Austin Maestro / MG Maestro Classic Tyres
British Leyland Maestro Tyres
Dunlop Denovo tyres are no longer manufactured and are not expected to return to production in the future.
1982 Austin Maestro
- The British Leyland Maestro 1.3 fits 145 R 13 classic tyres. We recommend fitting the 145HR13 PIRELLI CINTURATO CA67. If you require a tube for 145 R 13 tyres, the Michelin 13CG innertube is the right size.
- The British Leyland Maestro 1.3 L and 1.3 HLE fitted 155 R 13 radial tyres. We recommend fitting the 155 HR 13 Michelin XAS FF.
- The British Leyland Maestro 1.6L, 1.6 HLS, and the Maestro Vanden Plas fitted 165 R 13 radial tyres. We recommend fitting the 165R13 PIRELLI CINTURATO CN36.
- If you require innertubes for your 155 - 13 or 165 - 13 tyres we recommend the Michelin 13D innertube.
- If you have wider wheels fitted to your Maestro, in place of a 155 - 13 or 165 - 13 tyre, we recommend you fit 175/70 R 13 or 185/70 R 13 respectively. The rounded shoulders of these low-profile tyre carcasses will better maintain the progressive handling of the car.
- If you are replacing 155 R 13 with the size 175/70 R 13 we recommend the 175/70 VR 13 PIRELLI CINTURATO CN36.
- If you are replacing 165 R 13 with the size 185/70 R 13 we recommend the 185/70 VR 13 PIRELLI CINTURATO CN36.
- If you require innertubes for your 175/70 R 13 or 185/70 R 13 tyre, the Michelin 13E innertube is the best option.
Rover Maestro Classic Tyres
- The Rover Maestro 1.3 and 1.6 models fitted 155 R 13 or 165 R 13 tyres.
- The Maestro 2.0 Diesel fitted 175/70 R 14 tyres. Unfortunately no classic tyre manufacturers currently make a tyre in this size. Instead we recommend fitting the 195/60 VR 14 Michelin MXV3-A.
- The MG 2.0 EFi Maestro fitted 175/65 R 14 tyres. No classic tyre manufacturers currently make a classic tyre in the size 175/65 R 14. However we do stock the 185/60 VR 14 Michelin Pilot Exalto PE2.
- The Maestro MG 2.0i and MG Turbo fitted 185/55 R 15 tyres. We recommend fitting the 185/55 R 15 Michelin Pilot Exalto PE2.

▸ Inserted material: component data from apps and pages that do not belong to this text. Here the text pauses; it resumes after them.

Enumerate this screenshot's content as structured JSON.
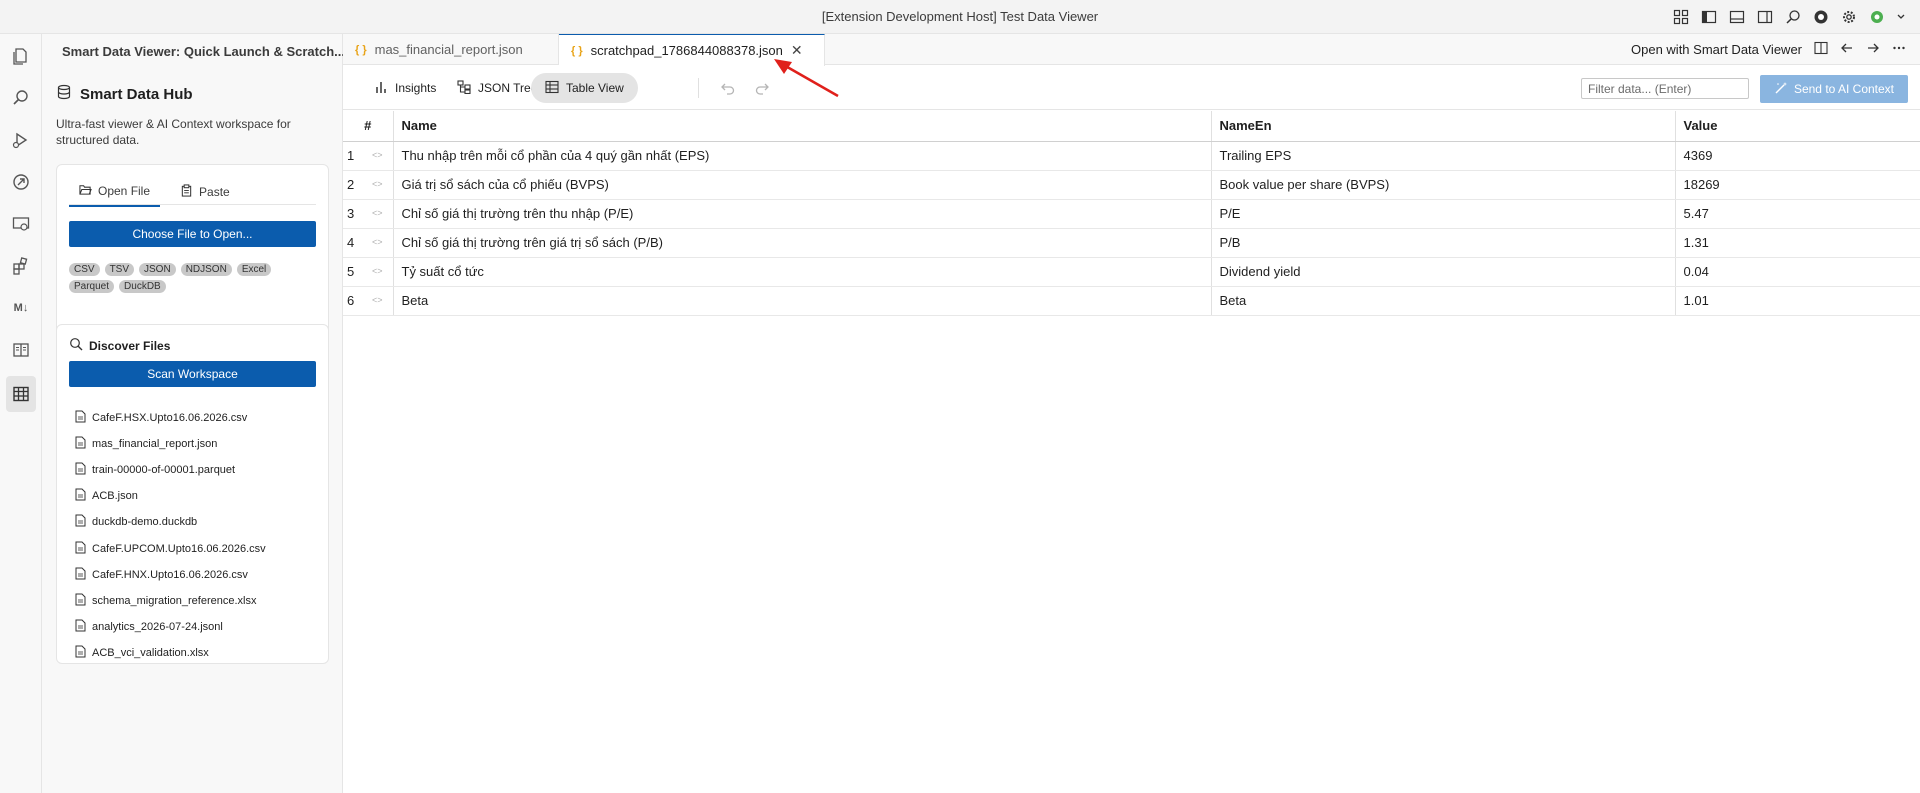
{
  "window": {
    "title": "[Extension Development Host] Test Data Viewer"
  },
  "sidebar": {
    "header": "Smart Data Viewer: Quick Launch & Scratch...",
    "hub_title": "Smart Data Hub",
    "hub_description": "Ultra-fast viewer & AI Context workspace for structured data.",
    "tabs": [
      {
        "label": "Open File",
        "icon": "folder-open-icon"
      },
      {
        "label": "Paste",
        "icon": "clipboard-icon"
      }
    ],
    "choose_file_label": "Choose File to Open...",
    "formats": [
      "CSV",
      "TSV",
      "JSON",
      "NDJSON",
      "Excel",
      "Parquet",
      "DuckDB"
    ],
    "discover_title": "Discover Files",
    "scan_label": "Scan Workspace",
    "files": [
      "CafeF.HSX.Upto16.06.2026.csv",
      "mas_financial_report.json",
      "train-00000-of-00001.parquet",
      "ACB.json",
      "duckdb-demo.duckdb",
      "CafeF.UPCOM.Upto16.06.2026.csv",
      "CafeF.HNX.Upto16.06.2026.csv",
      "schema_migration_reference.xlsx",
      "analytics_2026-07-24.jsonl",
      "ACB_vci_validation.xlsx"
    ]
  },
  "editor_tabs": [
    {
      "label": "mas_financial_report.json",
      "active": false
    },
    {
      "label": "scratchpad_1786844088378.json",
      "active": true
    }
  ],
  "editor_actions": {
    "open_with": "Open with Smart Data Viewer"
  },
  "toolbar": {
    "insights_label": "Insights",
    "json_tree_label": "JSON Tree",
    "table_view_label": "Table View",
    "filter_placeholder": "Filter data... (Enter)",
    "send_ai_label": "Send to AI Context"
  },
  "table": {
    "columns": [
      "#",
      "Name",
      "NameEn",
      "Value"
    ],
    "rows": [
      {
        "n": "1",
        "name": "Thu nhập trên mỗi cổ phần của 4 quý gần nhất (EPS)",
        "name_en": "Trailing EPS",
        "value": "4369"
      },
      {
        "n": "2",
        "name": "Giá trị sổ sách của cổ phiếu (BVPS)",
        "name_en": "Book value per share (BVPS)",
        "value": "18269"
      },
      {
        "n": "3",
        "name": "Chỉ số giá thị trường trên thu nhập (P/E)",
        "name_en": "P/E",
        "value": "5.47"
      },
      {
        "n": "4",
        "name": "Chỉ số giá thị trường trên giá trị sổ sách (P/B)",
        "name_en": "P/B",
        "value": "1.31"
      },
      {
        "n": "5",
        "name": "Tỷ suất cổ tức",
        "name_en": "Dividend yield",
        "value": "0.04"
      },
      {
        "n": "6",
        "name": "Beta",
        "name_en": "Beta",
        "value": "1.01"
      }
    ]
  },
  "colors": {
    "accent": "#0b5cad",
    "annotation": "#e0201b",
    "json_brace": "#e8a317"
  },
  "markdown_icon_label": "M↓"
}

For recommended tyre pressures for your model of Maestro, please see our Austin Maestro Tyre Pressure Guide below.
Austin Maestro Recommended Tyres
Other Options for Austin Maestro Tyres
Austin Maestro Tyre Pressures
|Model||Front (Psi)||Rear (Psi)|
|All 1.3L Maestro Models||26||28|
|All 1.6L Maestro Models||26||28|
|MG 2.0 EFi||28||26|
History of the Austin Maestro
The Maestro was devised as part of British Leyland's scheme to introduce a new range of mass-market models to be sold as the best new cars for the average UK consumer, whilst being equipped with state of the art components and technology. The Maestro replaced the Austin Allegro and Maxi. The Montego (Which was developed on the same platform) would replace the Austin Ambassador and Morris Ital. The Austin Maestro was given its name as Maestro was actually the second choice for the name of the car that would eventually become the Austin Metro.
The Maestro was initially well-received. Its roominess was described as a critical selling point, especially compared to its rivals, the Ford Sierra and Vauxhall Cavalier. However, the car soon built a reputation for poor build quality and unreliability. The Car was a reasonable success for British Leyland but it wasn't quite what they had hoped for as in 1987, Sales started to decline. The Maestro cars were rebadged as Rovers in 1987, little was changed in the Maestro, it was kept in production mainly to cater for the budget end of the market and was still sold as fleets, meanwhile, Rover's models were pushed further upmarket. Standard production of the Maestro was discontinued in 1994, being replaced by the Rover 600. Some Maestro cars were produced in kit form, but this didn't last, as BMW's takeover of Rover shut this production down.